But for the record, they're called matchstick jeans.

Sunday, March 18, 2007

Jet Lag Nonsense

I wrote this last week and forgot to post it, so here goes...

March 9, 2007

I feel like my head is spinning because of jet lag, so I am sitting here writing so that I will not fall asleep during my last few minutes at work today. I feel a little bit like I am operating in a parallel universe today. About an hour ago, I went to the bathroom and I am pretty sure that I dozed off on the toilet. It always amazes me when I look forward to big life events, such as the trip to China to adopt Micah, and they just come and go like the wind. On the one hand, I feel like I was there forever. My body certainly feels like it was in a time zone that is 13 hours different than the one I am in now for 2 whole weeks.

In the many hours that I laid in bed last night wide awake, I began to try and process all that I saw, heard, thought, and felt during the time we spent in China. It is absolutely the most amazing thing that I have ever experienced to watch a child be adopted and learn to trust their new family. It is also always amazing to go to another place than the one that I live and realize how very small I am. My tendency is to almost start to feel insignificant, but then I begin to understand that we are all needed for certain purposes. Ever since I have been in graduate school, whenever I go away on a trip or have any sort of break, I get terribly depressed when it’s time to come back to the routine. This happened to me this week as usual, but since I am beginning to understand that I have a purpose, this really changes the light of everything for me. Right now, I am not quite sure what this purpose is, but I have to maintain hope that there is one for me. Oh, but I am rambling because I am so tired and I have about two million thoughts running amuck in my head.
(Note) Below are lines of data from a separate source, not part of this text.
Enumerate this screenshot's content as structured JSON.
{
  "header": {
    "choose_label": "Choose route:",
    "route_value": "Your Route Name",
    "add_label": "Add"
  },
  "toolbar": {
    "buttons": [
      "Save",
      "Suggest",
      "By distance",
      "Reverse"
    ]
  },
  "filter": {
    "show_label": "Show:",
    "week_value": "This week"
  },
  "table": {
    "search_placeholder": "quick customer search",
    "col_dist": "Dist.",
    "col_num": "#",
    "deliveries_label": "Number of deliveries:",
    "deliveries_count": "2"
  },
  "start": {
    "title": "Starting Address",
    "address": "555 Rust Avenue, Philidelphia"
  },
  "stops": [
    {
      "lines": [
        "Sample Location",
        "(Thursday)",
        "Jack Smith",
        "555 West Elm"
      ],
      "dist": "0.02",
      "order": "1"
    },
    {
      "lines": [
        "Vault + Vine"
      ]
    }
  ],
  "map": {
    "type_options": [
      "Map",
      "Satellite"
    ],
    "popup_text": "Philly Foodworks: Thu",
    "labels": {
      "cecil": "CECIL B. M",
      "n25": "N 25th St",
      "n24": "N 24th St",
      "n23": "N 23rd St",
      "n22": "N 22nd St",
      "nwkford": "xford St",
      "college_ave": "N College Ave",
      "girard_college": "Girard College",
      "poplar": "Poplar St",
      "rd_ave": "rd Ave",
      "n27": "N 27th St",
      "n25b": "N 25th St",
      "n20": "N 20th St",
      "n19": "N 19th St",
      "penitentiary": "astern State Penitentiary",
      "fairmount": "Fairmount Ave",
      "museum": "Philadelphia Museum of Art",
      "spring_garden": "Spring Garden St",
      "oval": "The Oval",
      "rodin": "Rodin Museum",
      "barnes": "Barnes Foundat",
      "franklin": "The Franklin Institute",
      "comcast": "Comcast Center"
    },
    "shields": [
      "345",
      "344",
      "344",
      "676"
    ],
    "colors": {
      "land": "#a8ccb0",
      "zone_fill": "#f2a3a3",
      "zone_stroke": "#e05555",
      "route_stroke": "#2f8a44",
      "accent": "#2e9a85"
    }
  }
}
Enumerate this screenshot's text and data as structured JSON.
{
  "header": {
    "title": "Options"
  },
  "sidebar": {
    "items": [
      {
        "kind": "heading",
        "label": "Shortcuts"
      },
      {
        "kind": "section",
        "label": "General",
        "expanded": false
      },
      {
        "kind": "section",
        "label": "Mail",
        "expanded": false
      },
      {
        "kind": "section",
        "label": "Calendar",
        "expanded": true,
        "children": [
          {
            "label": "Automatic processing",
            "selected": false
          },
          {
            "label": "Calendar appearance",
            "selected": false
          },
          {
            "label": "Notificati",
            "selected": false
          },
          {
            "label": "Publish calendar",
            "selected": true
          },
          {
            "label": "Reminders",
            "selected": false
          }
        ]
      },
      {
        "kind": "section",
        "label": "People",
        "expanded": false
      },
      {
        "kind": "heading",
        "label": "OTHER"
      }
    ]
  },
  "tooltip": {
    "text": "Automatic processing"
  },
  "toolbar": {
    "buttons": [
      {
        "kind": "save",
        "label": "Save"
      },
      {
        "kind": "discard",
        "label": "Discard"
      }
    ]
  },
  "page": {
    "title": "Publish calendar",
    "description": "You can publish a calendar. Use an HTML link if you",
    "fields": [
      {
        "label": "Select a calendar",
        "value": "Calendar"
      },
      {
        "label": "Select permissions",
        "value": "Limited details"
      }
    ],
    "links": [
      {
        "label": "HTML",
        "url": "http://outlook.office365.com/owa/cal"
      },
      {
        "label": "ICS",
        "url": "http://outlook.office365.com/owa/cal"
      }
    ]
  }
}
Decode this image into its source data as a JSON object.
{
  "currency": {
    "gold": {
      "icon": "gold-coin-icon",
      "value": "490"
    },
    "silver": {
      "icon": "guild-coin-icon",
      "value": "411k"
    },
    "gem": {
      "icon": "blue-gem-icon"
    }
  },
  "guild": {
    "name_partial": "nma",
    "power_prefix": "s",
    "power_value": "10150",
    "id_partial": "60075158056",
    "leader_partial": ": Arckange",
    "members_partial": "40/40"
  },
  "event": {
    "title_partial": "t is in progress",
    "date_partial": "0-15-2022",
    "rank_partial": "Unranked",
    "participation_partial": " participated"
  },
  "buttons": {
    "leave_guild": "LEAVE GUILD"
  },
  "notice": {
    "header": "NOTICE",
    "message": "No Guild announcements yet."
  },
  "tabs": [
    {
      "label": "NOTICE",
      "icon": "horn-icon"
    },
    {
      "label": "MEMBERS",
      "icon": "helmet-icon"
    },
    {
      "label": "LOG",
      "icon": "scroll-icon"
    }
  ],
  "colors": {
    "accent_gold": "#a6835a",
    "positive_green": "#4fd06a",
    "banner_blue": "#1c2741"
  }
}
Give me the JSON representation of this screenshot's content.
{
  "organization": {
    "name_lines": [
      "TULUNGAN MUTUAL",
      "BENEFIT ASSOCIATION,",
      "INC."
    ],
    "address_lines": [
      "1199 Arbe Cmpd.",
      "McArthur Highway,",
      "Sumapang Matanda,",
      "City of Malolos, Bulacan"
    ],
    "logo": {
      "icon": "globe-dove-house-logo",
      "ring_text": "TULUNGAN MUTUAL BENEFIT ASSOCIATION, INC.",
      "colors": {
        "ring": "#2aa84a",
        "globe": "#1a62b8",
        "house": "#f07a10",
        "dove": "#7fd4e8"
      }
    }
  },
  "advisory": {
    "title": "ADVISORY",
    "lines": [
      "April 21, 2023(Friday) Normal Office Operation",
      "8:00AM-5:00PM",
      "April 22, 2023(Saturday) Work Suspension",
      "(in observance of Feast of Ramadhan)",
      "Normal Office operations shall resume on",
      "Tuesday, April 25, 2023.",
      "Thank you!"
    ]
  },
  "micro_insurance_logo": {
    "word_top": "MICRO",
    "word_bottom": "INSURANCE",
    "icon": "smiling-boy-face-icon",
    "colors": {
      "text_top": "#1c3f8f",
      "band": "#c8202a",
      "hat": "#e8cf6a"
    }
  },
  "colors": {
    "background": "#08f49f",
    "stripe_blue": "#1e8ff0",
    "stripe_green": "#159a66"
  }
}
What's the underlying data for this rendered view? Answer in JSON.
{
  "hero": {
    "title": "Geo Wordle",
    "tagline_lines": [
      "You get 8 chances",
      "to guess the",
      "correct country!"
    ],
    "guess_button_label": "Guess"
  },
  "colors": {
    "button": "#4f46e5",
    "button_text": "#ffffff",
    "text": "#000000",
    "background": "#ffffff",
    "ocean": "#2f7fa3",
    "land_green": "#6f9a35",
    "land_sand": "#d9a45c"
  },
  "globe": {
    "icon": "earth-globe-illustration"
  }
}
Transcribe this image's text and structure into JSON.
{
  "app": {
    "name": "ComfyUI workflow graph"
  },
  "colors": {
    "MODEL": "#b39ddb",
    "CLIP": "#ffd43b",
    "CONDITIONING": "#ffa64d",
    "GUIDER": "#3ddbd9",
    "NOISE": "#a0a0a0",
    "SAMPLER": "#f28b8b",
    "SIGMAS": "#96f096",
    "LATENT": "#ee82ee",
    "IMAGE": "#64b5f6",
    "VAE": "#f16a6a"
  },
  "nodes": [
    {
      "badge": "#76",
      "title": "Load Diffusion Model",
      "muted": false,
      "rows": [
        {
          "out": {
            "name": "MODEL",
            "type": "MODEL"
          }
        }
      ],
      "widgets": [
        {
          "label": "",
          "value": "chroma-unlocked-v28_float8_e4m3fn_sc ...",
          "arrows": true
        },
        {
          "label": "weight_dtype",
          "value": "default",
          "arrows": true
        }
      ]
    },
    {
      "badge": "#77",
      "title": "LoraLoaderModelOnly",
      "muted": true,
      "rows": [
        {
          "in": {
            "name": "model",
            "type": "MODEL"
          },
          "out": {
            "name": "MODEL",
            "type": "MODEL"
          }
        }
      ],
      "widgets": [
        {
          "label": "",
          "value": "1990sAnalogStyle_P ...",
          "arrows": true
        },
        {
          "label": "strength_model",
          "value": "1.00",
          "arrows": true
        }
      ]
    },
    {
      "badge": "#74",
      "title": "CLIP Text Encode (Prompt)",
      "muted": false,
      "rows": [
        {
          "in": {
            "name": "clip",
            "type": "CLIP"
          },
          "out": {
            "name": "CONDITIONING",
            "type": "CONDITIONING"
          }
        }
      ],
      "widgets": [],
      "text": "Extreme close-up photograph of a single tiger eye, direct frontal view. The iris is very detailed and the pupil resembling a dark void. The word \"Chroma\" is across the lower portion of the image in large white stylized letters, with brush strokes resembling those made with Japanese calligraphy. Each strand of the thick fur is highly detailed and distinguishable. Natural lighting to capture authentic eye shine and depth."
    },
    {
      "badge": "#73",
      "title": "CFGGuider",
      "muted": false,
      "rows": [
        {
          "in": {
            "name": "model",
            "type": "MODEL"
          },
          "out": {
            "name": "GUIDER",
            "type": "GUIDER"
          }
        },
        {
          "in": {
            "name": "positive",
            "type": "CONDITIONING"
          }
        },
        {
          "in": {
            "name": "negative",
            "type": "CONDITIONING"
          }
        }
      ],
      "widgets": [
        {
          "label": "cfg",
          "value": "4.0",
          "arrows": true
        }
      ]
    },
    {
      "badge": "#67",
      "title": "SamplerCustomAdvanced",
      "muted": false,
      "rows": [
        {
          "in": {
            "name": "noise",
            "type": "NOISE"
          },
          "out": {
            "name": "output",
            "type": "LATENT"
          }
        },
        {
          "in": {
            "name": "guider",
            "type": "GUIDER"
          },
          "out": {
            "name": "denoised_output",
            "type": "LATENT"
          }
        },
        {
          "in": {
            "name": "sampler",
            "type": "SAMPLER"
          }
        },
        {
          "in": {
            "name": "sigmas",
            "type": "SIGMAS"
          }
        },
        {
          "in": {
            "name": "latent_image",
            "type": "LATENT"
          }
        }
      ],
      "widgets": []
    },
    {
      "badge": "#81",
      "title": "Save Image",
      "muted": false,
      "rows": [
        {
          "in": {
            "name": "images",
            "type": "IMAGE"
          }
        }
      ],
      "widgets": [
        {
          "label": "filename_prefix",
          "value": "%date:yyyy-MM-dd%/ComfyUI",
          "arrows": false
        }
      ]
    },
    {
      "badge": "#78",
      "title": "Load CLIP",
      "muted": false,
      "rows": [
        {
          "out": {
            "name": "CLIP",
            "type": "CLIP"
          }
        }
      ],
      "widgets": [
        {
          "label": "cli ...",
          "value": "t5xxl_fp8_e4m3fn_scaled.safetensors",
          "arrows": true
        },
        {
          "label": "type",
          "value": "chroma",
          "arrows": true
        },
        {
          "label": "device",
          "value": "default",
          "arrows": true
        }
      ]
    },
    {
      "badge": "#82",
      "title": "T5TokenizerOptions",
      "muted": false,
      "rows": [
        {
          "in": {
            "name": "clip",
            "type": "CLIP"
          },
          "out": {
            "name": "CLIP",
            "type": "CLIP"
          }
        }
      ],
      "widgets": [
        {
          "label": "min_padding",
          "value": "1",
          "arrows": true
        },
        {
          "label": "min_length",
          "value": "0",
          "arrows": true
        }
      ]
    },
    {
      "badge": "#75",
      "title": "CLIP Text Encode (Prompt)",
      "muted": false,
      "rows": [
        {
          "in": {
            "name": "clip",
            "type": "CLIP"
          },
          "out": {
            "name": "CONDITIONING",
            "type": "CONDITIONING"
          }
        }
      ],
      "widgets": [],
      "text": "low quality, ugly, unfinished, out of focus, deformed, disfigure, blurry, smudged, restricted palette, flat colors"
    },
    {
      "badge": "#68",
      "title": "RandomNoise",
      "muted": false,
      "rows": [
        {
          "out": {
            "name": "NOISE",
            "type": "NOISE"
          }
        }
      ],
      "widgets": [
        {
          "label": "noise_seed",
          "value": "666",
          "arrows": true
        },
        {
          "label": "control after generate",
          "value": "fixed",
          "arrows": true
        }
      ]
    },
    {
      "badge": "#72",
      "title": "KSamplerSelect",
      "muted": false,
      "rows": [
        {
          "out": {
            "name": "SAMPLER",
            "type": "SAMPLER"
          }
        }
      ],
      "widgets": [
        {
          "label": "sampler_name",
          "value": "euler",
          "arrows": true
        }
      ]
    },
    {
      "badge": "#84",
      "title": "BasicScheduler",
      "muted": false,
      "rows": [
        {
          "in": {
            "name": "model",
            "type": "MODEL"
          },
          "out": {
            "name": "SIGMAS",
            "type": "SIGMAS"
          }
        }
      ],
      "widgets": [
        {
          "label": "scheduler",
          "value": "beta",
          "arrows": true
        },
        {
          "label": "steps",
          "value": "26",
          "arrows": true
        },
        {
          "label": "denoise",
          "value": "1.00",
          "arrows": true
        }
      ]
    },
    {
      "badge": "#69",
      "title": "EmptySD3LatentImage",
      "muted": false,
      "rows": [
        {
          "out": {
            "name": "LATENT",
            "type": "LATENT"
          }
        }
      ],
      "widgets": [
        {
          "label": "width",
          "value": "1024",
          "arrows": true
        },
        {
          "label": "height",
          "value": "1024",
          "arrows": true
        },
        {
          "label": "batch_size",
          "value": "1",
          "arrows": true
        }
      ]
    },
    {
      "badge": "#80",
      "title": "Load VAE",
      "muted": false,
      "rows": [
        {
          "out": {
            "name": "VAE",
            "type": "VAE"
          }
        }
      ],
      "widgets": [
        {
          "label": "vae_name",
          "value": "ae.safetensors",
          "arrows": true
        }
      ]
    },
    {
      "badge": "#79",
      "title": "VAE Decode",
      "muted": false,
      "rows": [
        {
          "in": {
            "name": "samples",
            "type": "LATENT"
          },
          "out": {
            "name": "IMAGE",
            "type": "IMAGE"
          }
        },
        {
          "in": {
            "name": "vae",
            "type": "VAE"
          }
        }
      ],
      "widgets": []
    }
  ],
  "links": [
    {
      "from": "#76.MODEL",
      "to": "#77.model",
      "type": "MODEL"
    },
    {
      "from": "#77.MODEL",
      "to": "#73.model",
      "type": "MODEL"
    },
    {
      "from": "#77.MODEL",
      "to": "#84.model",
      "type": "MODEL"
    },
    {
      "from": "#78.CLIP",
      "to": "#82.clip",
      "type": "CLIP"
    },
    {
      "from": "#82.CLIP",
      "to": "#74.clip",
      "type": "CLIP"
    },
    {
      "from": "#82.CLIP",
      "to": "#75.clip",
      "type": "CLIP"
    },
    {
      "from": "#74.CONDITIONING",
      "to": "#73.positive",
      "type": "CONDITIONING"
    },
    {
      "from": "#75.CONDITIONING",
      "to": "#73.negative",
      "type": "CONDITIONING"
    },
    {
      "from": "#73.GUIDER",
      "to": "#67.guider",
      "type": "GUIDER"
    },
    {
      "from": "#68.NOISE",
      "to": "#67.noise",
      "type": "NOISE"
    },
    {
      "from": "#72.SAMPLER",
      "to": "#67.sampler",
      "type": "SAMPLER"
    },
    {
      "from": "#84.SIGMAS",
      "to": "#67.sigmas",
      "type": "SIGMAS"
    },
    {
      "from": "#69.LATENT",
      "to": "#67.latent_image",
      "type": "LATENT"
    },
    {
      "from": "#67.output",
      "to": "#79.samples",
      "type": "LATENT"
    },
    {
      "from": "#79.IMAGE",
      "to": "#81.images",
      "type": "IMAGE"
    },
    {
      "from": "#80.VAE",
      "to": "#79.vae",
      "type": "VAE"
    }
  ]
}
Meanwhile, I am listening to our outreach advocate counsel a victim over the phone. She is unbelievable to be able to deal with what she deals with day in and day out and still have to presence of mind and energy to raise seven children. I mean really, I think I struggle with being a graduate student and having two cats! I think I may have it easy. The stories that some of these victims have blow my mind. Before this semester I had no earthly idea that even half of this stuff went on. It’s insane, you don’t even see some of this kind of stuff on television because it is so unreal. Okay, no more info about that. Just ask me about it sometime. Okay, time to go. I promise that next time I write things will make a bit more sense.

Friday, February 16, 2007

When love takes you in

One week from right now I will be on a plane to China with the rest of my family. Well, all except for one. The one we will be missing is the one we're going to meet. My parents are adopting again, but this time the child is a little boy. His name is Micah, but he doesn't know it yet. In fact, he has a family, a home, and a whole room with toys that he knows nothing about yet. But all of that is about to change in a whirlwind next Sunday when we meet him for the first time. "Like the rain that falls into the sea, in a moment what has been is lost in what will be."

Reflecting on the trip and Micah's adoption always leads me to the Gospel. Micah did not choose the life that he was born into. Similarly, he did not choose the conditions in which he lives. My mom saw his picture on their adoption agency's website one day last February and knew that he was her son. In essence, my parents chose Micah. They have done all of the paperwork, crossed all the t's, dotted all of the i's, and paid for the entire event. We are going to the other side of the world to pick him up and bring him home. He will be given a new name and a new home. He will be a fellow heir of my parents alongside Sarah, Andy, Grace, and me. All of this is not to "toot our own horn," so to speak, but rather to illustrate very clearly the work that God did in Christ on our behalf. We had no choice in the matter. We were helpless, even enemies of God when He chose us and paid for us with the dearest possession that He had, Himself, His Son. He finished all the work and now I am a daughter of God, a fellow heir with Christ himself. I am humbled to even begin to understand these things.